The Little Giant of Aberdeen County
by Tiffany Baker
The Book of Non-Electric Lighting
by Tim Madson
The door to the Weight Watchers meeting is at the back of the building, hidden from the the road. I step from the darkness of the November night into to a bright set of rooms. To the left, an area with fold-out chairs lined up for a meeting. To the right, a check-in desk reminiscent of an airport with enough computers for three. In front of the desk (cue dire music): the scales. Down the center is a hallway, packed mostly with women queuing up to be weighed.
I run back to the bathroom at the back. I have to pee, and I don't want those ounces counted on my weigh in. As I stand in line, some people chat (some folks have been coming a long time and know each other well). Others, like me, try to ignore the fact that we are standing in line preparing to have our body sizes judged.
As I get closer, I can hear the discussions over the desk. No one but the workers can see the weights, but they say things like, "You lost a pound! Good job!!" and "You're higher than last week. Were you expecting that?"

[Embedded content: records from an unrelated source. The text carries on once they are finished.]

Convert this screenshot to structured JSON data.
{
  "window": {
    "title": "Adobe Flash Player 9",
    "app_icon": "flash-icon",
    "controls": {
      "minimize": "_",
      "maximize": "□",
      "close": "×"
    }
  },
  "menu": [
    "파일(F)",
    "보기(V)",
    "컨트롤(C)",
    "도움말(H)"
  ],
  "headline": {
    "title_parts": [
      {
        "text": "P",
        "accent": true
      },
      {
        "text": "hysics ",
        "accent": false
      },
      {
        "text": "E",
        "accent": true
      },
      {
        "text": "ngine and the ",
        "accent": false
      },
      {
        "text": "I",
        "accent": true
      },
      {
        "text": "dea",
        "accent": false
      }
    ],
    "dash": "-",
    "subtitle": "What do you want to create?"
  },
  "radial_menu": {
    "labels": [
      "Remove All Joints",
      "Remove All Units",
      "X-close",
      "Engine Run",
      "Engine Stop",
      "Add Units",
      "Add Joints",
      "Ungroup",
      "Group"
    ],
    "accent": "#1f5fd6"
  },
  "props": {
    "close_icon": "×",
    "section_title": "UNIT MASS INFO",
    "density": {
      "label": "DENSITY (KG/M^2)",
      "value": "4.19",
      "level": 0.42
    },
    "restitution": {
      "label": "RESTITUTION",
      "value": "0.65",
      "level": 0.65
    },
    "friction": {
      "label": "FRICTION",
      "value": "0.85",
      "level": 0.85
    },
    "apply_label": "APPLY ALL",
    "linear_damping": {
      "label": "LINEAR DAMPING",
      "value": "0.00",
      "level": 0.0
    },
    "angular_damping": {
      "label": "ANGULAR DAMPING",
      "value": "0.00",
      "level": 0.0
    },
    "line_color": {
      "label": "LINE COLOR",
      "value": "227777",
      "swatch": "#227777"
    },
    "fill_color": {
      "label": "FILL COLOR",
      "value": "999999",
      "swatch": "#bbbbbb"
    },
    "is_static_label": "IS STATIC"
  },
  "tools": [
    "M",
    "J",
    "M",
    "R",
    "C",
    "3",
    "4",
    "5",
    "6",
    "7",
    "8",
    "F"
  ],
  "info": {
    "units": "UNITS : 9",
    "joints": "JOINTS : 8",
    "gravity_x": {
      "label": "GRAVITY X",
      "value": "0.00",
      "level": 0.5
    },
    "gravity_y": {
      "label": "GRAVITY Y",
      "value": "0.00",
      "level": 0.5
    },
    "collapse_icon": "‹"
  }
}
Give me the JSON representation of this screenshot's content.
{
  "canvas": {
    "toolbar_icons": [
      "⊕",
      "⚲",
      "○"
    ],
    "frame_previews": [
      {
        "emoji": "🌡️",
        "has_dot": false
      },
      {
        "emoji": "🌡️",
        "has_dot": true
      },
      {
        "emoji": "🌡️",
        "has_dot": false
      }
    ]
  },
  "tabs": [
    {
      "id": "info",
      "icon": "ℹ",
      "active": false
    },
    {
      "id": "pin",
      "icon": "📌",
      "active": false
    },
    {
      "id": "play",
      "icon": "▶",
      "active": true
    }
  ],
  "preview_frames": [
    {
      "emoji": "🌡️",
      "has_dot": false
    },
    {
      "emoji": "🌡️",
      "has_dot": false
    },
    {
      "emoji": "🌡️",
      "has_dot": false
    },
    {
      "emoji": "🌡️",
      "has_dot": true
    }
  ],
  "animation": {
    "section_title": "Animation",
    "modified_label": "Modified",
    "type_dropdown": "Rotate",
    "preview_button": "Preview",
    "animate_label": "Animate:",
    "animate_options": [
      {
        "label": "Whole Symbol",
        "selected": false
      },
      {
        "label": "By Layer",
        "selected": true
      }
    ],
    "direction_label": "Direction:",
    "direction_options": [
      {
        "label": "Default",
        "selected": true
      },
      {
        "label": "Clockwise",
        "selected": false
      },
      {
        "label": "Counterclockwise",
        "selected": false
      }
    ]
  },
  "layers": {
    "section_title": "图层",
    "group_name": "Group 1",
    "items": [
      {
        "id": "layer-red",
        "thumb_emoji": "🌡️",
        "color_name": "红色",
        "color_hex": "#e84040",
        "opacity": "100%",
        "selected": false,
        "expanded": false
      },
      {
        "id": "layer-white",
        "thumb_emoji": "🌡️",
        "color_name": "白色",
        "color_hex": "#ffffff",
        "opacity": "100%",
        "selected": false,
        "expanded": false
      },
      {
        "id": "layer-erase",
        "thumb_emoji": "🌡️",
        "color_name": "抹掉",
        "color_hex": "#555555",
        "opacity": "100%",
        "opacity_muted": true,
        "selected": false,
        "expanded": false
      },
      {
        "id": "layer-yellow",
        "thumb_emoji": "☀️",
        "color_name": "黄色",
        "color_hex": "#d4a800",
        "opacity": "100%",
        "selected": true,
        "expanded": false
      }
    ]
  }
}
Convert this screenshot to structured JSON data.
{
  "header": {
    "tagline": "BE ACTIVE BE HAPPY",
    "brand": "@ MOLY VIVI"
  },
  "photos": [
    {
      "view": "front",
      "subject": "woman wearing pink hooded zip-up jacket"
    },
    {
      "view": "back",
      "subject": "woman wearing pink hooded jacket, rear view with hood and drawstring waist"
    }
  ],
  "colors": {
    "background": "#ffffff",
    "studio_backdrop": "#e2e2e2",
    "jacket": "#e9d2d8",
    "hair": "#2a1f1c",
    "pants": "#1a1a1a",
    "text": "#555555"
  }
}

My turn comes. I take off my shoes and my sweater. (I would have stripped naked if I weren't shy and worried about getting arrested.) I want more than anything to get that pat on the fat that says I'm down even an ounce. When I get the pronouncement, "You lost a half a pound. Good job!" I jump off the scale, grinning ear to ear, relieved that slip-up with that Hershey bar didn't break me.I'm a bit embarrassed I need someone looking over my shoulder to manage weight loss, but there you have it. If my resolution is to eat carrots, I guess I need a stick to go along with them.